The Incredible Life of
We know of the many Sefarim of the Chida (1724–1806), such as Shem HaGedolim and Maagal
Tov. What is the story behind this great man and his Sefarim?
started writing Sefarim when he was 12. Not long after his marriage in 1742, the
Ohr Hachaim Hakadosh visited Yerushalayim who set up his Knesses Yisrael Yeshiva,
of which the Chida became a member of. In the works he wrote afterwards, the Chida
often cites the teachings and customs of the Ohr Hachaim, whom he considered to
be his teacher par excellence. He was also a student of the Rashash—R’ Shalom
In 1753, at the age
of 29, the Chida was appointed as an
emissary to represent the

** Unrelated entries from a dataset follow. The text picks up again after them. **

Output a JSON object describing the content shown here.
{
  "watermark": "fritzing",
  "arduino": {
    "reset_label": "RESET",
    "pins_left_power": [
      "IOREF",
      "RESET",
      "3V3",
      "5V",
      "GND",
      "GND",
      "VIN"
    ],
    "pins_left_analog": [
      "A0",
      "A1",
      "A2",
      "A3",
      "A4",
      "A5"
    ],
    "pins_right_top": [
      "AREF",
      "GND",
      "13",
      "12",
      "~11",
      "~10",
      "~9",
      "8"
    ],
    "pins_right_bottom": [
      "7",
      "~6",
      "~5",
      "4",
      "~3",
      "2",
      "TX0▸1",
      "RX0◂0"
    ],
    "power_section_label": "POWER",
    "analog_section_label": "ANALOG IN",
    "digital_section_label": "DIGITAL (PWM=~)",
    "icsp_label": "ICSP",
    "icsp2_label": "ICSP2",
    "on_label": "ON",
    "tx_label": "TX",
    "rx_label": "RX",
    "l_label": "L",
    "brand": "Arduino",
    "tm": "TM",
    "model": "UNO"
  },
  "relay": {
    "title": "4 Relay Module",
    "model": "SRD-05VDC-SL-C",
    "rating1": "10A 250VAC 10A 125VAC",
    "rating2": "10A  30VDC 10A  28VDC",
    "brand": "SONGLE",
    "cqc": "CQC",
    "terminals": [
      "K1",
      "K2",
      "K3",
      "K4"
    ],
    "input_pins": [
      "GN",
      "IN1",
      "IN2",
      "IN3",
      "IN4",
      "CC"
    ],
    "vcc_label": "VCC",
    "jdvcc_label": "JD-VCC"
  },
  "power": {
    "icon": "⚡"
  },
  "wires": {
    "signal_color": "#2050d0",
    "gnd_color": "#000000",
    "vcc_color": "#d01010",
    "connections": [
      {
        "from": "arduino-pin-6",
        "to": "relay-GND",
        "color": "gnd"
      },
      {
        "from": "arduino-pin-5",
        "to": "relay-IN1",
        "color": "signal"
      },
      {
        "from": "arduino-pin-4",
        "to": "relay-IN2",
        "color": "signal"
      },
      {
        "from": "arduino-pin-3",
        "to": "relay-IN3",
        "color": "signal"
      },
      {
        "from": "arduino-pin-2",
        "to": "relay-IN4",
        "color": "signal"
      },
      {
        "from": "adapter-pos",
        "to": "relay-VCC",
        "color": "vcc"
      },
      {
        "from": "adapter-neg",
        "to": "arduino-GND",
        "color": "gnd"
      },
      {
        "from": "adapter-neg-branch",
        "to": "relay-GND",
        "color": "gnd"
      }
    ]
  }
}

communities of Eretz Yisrael since funds were badly needed as well as to keep alive interest in the
Holy Land. The
Chida traveled extensively, including to Egypt, Italy, Germany, Holland,
England, France, Sicily, Rhodes, Turkey and Syria. Since he loved Sefarim and learning, this trip was a great opportunity for the Chida. He
spent all available time in the libraries of the cities he visited, studying
ancient manuscripts and books.
During his five years
as a Rav in Egypt—beginning in 1764—the Chida unearthed many Genizos (buried treasures of ancient
manuscripts) and further added to his vast knowledge of books and authors. Later he returned to the Holy Land and devoted himself to the further
study of the inner wisdom of the Torah and mysteries of Hashem’s creation—Kabbala.
In 1772, he
embarked on a similar trip to the one he took in 1753. Each trip lasted in
excess of five years. Although be knew how wearisome such
travels would be from his past experience, his love for his people and his
desire to discover new treasures of Hebrew literature made him accept the
urgent request. He writes that, during his sojourns, he often slept at night
on a wooden bench, yet he also diligently studied 53 pages of Zohar every day. Again the Chida searched through dusty museums, libraries
and private collections in search of centuries-old treasures of wisdom. He therefore became
familiar with many thousands of manuscripts. He
was thankful for the opportunity to visit Paris, not for its beautiful
boulevards and curiosities, but for the five thousand manuscripts he discovered
in the Louvre and other collections. On his
journeys, when he visited numerous libraries, he would spend nights copying
rare texts by hand. Out of these visits grew his remarkably compact and
informative classic of bibliographies of
great Jewish scholars who preceded him, together with their works, entitled Shem HaGedolim.
His second trip was
completed in Livorno (Leghorn), Italy, where he remained
for the rest of his life. When
he reached the port city of Livorno, he was placed in quarantine for 40 days
(as was standard practice in that city for any foreigner from the east). While
in quarantine he compiled his work Shem HaGedolim.
The Chida was a
radiant, majestic, impressive, yet remarkably modest personality. This is shown
in the detailed diary of his trips, called Maagal Tov. He attributes all
the honor he received to the fact that he represented the Holy Land. When he visited King Louis XVI of France in the beautiful
castle of Versailles (before the Chida had a chance to introduce himself), the
king was greatly impressed that he asked what country's ambassador this visitor
was. The king, one of the most powerful rulers in Europe, had never seen a more
stately and impressive looking ambassador! This and many other events we learn
from the Chida’s diary (Maagal Tov). In it, the author records his
observations and experiences in the course of his travels, which also gives
insight into the political, economic, and religious life of those days.
In 1778 when the Chida settled in the quiet and
prosperous Jewish community of Livorno he began writing his major works.
Livorno was then a center of Hebrew printing. He found there all the necessary
facilities for publishing his works, and generous people who loved Sefarim that
helped him do it. A certain physician, Michael Pereira de Leon, a descendant of
one of the oldest Jewish families in Italy, enabled the Chida to devote all his
time to his writings, taking care of all his financial needs. Approximately
60 Sefarim of the Chida have been published although he wrote many more. His works include the Birkei Yosef on the Shulchan Aruch and
the historical Shem HaGedolim. In 1779, he married his second wife, Rachel. His first wife, also Rachel,
had died in 1773. On May 17, 1960, 154
years after his death, the Chida’s body was reinterred by being brought to
Eretz Yisrael for burial.
merited to learn under the tutelage of R’ Mordechai Friedlander Ztz”l for close
to five years. He received Semicha from R’ Zalman Nechemia Goldberg. Rabbi Alt
has written on numerous topics for various websites and publications and is the
author of the Sefer, Fascinating Insights: Torah Perspectives On Unique Topics.
His writings inspire people across the spectrum of Jewish observance to live
with the vibrancy and beauty of Torah. He lives with his wife and family in a
suburb of Yerushalayim where he studies, writes and teaches. The author is
passionate about teaching Jews of all levels of observance.